Let's Talk Gardens

Chronic pain patients, myself included, can struggle with their mental health. A number of studies have suggested that “depression promotes pain and pain promotes depression” .

Given this joyous outlook, it’s no surprise that it can take time for people with a chronic pain diagnosis to make changes in their lifestyle - but there are a number of adjustments recommended for when they do.

These usually start with exercise, diet and meditation. Diet and meditation are ok, but what if you don’t have the energy to exercise? What if you’re in too much pain?

It’s becoming obvious that the key to starting recovery might be right outside your back door…in your garden.

Gardening is thought to improve the outcomes of patients with mental health issues

Gardening is thought to improve the outcomes of patients with mental health issues

In fact, it’s looking likely that gardening not only helps your mental health and reduces stress, but it can help physically too - reducing high blood pressure and helping you to keep fit. This is where it helps massively with fibro and chronic pain symptoms; it’s a very gentle form of exercise, that you can built up at your own pace, without having to leave your house (well…you get what I mean). I mean, some of it you can even do sitting down if you need to! Exercise, no matter how gentle, releases endorphins in the brain. These are what make you feel happy! Win-win, so far.

I love watching the bees!

I love watching the bees!

On top of all that, it gives a sense of purpose and responsibility. There are always things to do in the garden, at every time of year! Whether the roses need pruning or you’re fighting a war against slugs, there’s a task to keep you focussed - there’s no time to think of your problems when you’re busy.

It’s a space where you control what happens. A small part of your life that is a haven, where no one else can intrude, unless you choose to let them. In fact, it’s been seen to be so beneficial for people like us, that one GP has been “prescribing” gardening for his patients since 2015 - and it’s looking like a number more will soon be following suit.

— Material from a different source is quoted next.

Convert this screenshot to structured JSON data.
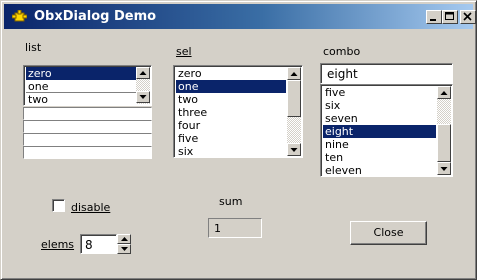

My favourite way to look at it is summarised perfectly by Audrey Hepburn, when she said “to plant a garden is to believe in tomorrow”. With that in mind, I’m fully intending to share chat from my time in our garden, my own little happy place. I don’t always have the energy, and when I do it can wipe me out, but it’s still food for the soul.

What do you think? Has gardening helped your mental health? Have you been prescribed time outdoors?

We’d love to hear your experiences!